Input data —
☆ ☆ ☆

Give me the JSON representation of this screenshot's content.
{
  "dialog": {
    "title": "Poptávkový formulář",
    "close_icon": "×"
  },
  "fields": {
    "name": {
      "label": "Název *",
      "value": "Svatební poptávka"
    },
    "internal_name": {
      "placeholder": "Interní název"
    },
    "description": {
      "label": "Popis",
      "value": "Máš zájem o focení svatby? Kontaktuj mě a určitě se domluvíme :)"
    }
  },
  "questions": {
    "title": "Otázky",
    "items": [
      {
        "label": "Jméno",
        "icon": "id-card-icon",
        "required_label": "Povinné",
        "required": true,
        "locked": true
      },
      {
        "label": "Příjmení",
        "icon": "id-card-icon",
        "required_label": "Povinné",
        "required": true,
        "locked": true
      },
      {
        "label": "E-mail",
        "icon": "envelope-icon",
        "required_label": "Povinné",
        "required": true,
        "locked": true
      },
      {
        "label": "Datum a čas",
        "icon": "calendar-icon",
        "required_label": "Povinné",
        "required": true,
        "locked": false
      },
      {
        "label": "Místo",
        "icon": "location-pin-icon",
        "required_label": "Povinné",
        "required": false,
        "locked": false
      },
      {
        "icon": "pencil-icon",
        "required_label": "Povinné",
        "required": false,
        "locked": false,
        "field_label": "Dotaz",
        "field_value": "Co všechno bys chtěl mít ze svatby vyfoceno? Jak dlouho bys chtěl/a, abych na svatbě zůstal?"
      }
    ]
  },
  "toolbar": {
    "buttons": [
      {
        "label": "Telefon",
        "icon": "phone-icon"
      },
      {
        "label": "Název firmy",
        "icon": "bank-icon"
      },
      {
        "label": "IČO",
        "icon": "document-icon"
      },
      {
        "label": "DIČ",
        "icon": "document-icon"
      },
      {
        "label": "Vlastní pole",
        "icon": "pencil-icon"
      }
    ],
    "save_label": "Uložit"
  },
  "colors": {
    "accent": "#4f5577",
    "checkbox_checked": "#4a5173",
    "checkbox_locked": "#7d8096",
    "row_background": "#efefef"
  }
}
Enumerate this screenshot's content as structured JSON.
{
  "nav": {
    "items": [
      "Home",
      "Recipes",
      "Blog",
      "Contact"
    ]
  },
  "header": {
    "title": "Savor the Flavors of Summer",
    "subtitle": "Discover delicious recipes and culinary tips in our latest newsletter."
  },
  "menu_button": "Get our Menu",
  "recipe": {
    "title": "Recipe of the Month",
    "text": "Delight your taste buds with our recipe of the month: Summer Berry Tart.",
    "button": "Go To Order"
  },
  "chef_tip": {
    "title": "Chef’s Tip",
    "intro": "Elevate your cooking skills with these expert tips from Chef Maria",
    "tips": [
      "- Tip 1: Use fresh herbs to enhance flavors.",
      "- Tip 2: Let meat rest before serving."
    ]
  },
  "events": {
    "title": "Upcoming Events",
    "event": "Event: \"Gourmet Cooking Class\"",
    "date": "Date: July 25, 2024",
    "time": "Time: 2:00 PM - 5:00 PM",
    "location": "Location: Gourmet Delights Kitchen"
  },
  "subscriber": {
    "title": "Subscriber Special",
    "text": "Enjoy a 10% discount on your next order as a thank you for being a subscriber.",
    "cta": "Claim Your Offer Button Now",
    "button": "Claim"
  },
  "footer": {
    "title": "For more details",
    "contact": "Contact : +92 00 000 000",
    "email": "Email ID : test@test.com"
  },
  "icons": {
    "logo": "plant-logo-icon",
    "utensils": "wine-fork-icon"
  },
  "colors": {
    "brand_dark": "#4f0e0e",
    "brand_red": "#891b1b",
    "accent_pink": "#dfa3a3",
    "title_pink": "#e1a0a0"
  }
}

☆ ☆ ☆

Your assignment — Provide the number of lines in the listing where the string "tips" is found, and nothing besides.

Solution to this problem — 3